GOAL OF THE EXERCISE:
Which lines of the records contain "heart"? Collect every one of them.

Data about app and page elements:
★ ★ ★ ★

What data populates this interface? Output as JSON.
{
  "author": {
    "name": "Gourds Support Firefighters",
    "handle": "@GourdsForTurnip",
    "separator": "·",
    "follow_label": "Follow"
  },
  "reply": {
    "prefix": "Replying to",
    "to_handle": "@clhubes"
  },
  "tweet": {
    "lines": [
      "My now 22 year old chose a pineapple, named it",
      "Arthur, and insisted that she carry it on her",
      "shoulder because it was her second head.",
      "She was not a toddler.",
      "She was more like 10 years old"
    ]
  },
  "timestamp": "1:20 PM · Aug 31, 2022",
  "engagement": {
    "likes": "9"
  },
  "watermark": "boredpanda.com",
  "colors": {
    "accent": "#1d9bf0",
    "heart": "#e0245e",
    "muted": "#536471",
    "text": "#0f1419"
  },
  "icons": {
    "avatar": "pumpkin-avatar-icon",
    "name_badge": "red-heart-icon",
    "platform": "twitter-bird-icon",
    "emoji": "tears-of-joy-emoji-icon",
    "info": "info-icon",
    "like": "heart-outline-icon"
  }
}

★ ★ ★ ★

RESULT OF THE EXERCISE:
    "heart": "#e0245e",
    "name_badge": "red-heart-icon",
    "like": "heart-outline-icon"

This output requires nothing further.